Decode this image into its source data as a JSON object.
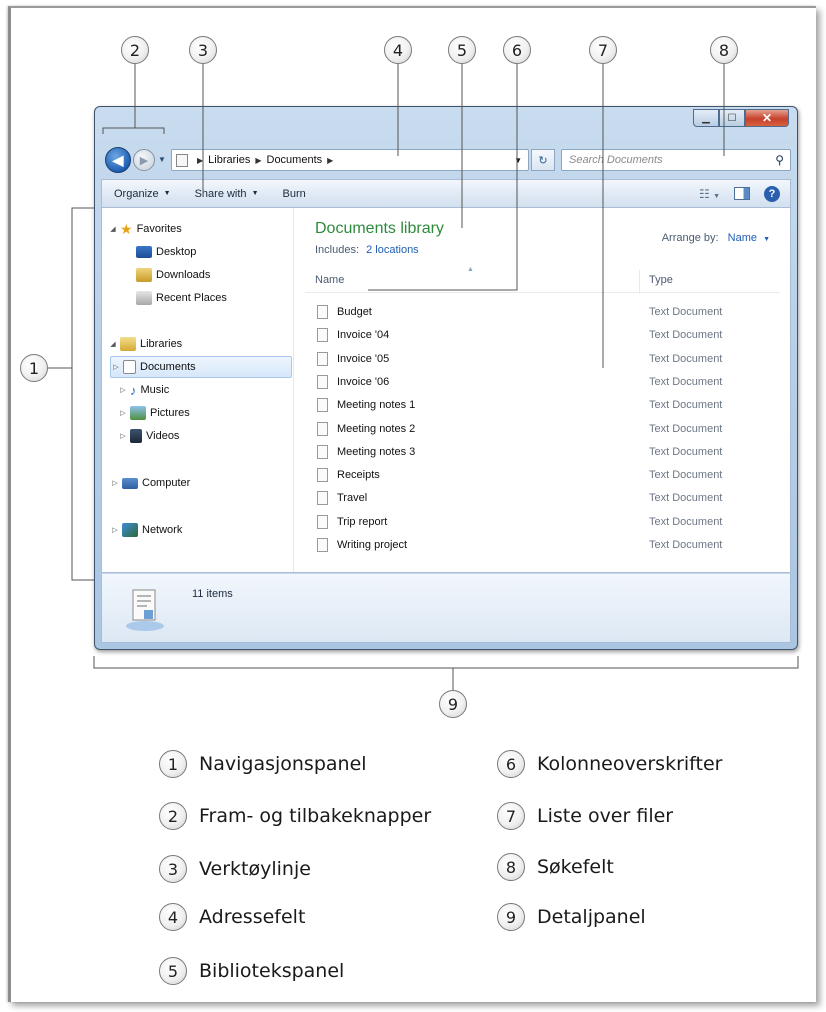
{
  "window": {
    "address": {
      "segments": [
        "Libraries",
        "Documents"
      ]
    },
    "search": {
      "placeholder": "Search Documents"
    },
    "toolbar": {
      "organize": "Organize",
      "share_with": "Share with",
      "burn": "Burn"
    },
    "nav_pane": {
      "items": [
        {
          "label": "Favorites",
          "icon": "star-icon"
        },
        {
          "label": "Desktop",
          "icon": "desktop-icon"
        },
        {
          "label": "Downloads",
          "icon": "downloads-icon"
        },
        {
          "label": "Recent Places",
          "icon": "recent-places-icon"
        },
        {
          "label": "Libraries",
          "icon": "libraries-icon"
        },
        {
          "label": "Documents",
          "icon": "documents-icon",
          "selected": true
        },
        {
          "label": "Music",
          "icon": "music-icon"
        },
        {
          "label": "Pictures",
          "icon": "pictures-icon"
        },
        {
          "label": "Videos",
          "icon": "videos-icon"
        },
        {
          "label": "Computer",
          "icon": "computer-icon"
        },
        {
          "label": "Network",
          "icon": "network-icon"
        }
      ]
    },
    "library": {
      "title": "Documents library",
      "includes_label": "Includes:",
      "includes_link": "2 locations",
      "arrange_label": "Arrange by:",
      "arrange_value": "Name"
    },
    "columns": {
      "name": "Name",
      "type": "Type"
    },
    "files": [
      {
        "name": "Budget",
        "type": "Text Document"
      },
      {
        "name": "Invoice '04",
        "type": "Text Document"
      },
      {
        "name": "Invoice '05",
        "type": "Text Document"
      },
      {
        "name": "Invoice '06",
        "type": "Text Document"
      },
      {
        "name": "Meeting notes 1",
        "type": "Text Document"
      },
      {
        "name": "Meeting notes 2",
        "type": "Text Document"
      },
      {
        "name": "Meeting notes 3",
        "type": "Text Document"
      },
      {
        "name": "Receipts",
        "type": "Text Document"
      },
      {
        "name": "Travel",
        "type": "Text Document"
      },
      {
        "name": "Trip report",
        "type": "Text Document"
      },
      {
        "name": "Writing project",
        "type": "Text Document"
      }
    ],
    "details": {
      "count": "11 items"
    }
  },
  "callouts": [
    "1",
    "2",
    "3",
    "4",
    "5",
    "6",
    "7",
    "8",
    "9"
  ],
  "legend": [
    {
      "num": "1",
      "text": "Navigasjonspanel"
    },
    {
      "num": "2",
      "text": "Fram- og tilbakeknapper"
    },
    {
      "num": "3",
      "text": "Verktøylinje"
    },
    {
      "num": "4",
      "text": "Adressefelt"
    },
    {
      "num": "5",
      "text": "Bibliotekspanel"
    },
    {
      "num": "6",
      "text": "Kolonneoverskrifter"
    },
    {
      "num": "7",
      "text": "Liste over filer"
    },
    {
      "num": "8",
      "text": "Søkefelt"
    },
    {
      "num": "9",
      "text": "Detaljpanel"
    }
  ],
  "colors": {
    "library_title": "#2e8b3c",
    "link": "#1f5fb4",
    "window_frame": "#b7cfe8"
  }
}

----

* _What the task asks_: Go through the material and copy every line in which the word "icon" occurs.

* _Exercise result_:
          "icon": "star-icon"
          "icon": "desktop-icon"
          "icon": "downloads-icon"
          "icon": "recent-places-icon"
          "icon": "libraries-icon"
          "icon": "documents-icon",
          "icon": "music-icon"
          "icon": "pictures-icon"
          "icon": "videos-icon"
          "icon": "computer-icon"
          "icon": "network-icon"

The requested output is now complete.